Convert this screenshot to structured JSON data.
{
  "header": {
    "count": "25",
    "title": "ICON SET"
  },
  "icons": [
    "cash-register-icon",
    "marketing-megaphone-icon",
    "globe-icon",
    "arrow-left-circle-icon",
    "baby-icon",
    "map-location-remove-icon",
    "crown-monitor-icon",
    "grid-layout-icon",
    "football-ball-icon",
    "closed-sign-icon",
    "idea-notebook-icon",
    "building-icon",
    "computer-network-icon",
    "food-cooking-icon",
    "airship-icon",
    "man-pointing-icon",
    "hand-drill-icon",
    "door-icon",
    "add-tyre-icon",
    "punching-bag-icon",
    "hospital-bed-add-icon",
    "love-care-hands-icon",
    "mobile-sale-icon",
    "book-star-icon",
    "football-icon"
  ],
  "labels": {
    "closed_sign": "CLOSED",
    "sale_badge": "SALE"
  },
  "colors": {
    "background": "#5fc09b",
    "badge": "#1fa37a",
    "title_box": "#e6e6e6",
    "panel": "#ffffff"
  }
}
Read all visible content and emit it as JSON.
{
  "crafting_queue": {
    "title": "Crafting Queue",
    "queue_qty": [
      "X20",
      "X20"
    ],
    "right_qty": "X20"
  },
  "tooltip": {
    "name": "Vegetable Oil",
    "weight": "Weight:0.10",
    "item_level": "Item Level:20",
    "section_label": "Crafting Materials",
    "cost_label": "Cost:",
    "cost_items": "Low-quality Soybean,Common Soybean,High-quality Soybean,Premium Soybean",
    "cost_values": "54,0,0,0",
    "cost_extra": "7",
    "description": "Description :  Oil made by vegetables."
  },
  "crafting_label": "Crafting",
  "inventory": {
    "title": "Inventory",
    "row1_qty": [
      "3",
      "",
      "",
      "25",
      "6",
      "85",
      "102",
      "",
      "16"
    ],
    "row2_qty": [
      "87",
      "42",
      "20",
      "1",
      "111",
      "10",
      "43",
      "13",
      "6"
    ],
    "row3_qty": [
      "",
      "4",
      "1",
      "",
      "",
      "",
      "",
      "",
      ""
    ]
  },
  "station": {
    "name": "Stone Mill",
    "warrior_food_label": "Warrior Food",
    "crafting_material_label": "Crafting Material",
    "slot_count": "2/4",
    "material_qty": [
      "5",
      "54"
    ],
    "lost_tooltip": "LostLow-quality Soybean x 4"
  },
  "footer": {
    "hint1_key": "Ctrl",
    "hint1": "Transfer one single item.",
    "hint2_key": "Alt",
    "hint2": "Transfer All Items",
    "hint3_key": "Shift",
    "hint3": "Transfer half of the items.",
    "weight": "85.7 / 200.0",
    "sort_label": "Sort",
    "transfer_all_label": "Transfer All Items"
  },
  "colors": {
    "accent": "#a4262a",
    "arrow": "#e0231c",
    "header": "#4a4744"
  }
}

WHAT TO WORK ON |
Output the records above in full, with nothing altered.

RESPONSE TO THE EXERCISE |
Convert this screenshot to structured JSON data.
{
  "header": {
    "count": "25",
    "title": "ICON SET"
  },
  "icons": [
    "cash-register-icon",
    "marketing-megaphone-icon",
    "globe-icon",
    "arrow-left-circle-icon",
    "baby-icon",
    "map-location-remove-icon",
    "crown-monitor-icon",
    "grid-layout-icon",
    "football-ball-icon",
    "closed-sign-icon",
    "idea-notebook-icon",
    "building-icon",
    "computer-network-icon",
    "food-cooking-icon",
    "airship-icon",
    "man-pointing-icon",
    "hand-drill-icon",
    "door-icon",
    "add-tyre-icon",
    "punching-bag-icon",
    "hospital-bed-add-icon",
    "love-care-hands-icon",
    "mobile-sale-icon",
    "book-star-icon",
    "football-icon"
  ],
  "labels": {
    "closed_sign": "CLOSED",
    "sale_badge": "SALE"
  },
  "colors": {
    "background": "#5fc09b",
    "badge": "#1fa37a",
    "title_box": "#e6e6e6",
    "panel": "#ffffff"
  }
}
Read all visible content and emit it as JSON.
{
  "crafting_queue": {
    "title": "Crafting Queue",
    "queue_qty": [
      "X20",
      "X20"
    ],
    "right_qty": "X20"
  },
  "tooltip": {
    "name": "Vegetable Oil",
    "weight": "Weight:0.10",
    "item_level": "Item Level:20",
    "section_label": "Crafting Materials",
    "cost_label": "Cost:",
    "cost_items": "Low-quality Soybean,Common Soybean,High-quality Soybean,Premium Soybean",
    "cost_values": "54,0,0,0",
    "cost_extra": "7",
    "description": "Description :  Oil made by vegetables."
  },
  "crafting_label": "Crafting",
  "inventory": {
    "title": "Inventory",
    "row1_qty": [
      "3",
      "",
      "",
      "25",
      "6",
      "85",
      "102",
      "",
      "16"
    ],
    "row2_qty": [
      "87",
      "42",
      "20",
      "1",
      "111",
      "10",
      "43",
      "13",
      "6"
    ],
    "row3_qty": [
      "",
      "4",
      "1",
      "",
      "",
      "",
      "",
      "",
      ""
    ]
  },
  "station": {
    "name": "Stone Mill",
    "warrior_food_label": "Warrior Food",
    "crafting_material_label": "Crafting Material",
    "slot_count": "2/4",
    "material_qty": [
      "5",
      "54"
    ],
    "lost_tooltip": "LostLow-quality Soybean x 4"
  },
  "footer": {
    "hint1_key": "Ctrl",
    "hint1": "Transfer one single item.",
    "hint2_key": "Alt",
    "hint2": "Transfer All Items",
    "hint3_key": "Shift",
    "hint3": "Transfer half of the items.",
    "weight": "85.7 / 200.0",
    "sort_label": "Sort",
    "transfer_all_label": "Transfer All Items"
  },
  "colors": {
    "accent": "#a4262a",
    "arrow": "#e0231c",
    "header": "#4a4744"
  }
}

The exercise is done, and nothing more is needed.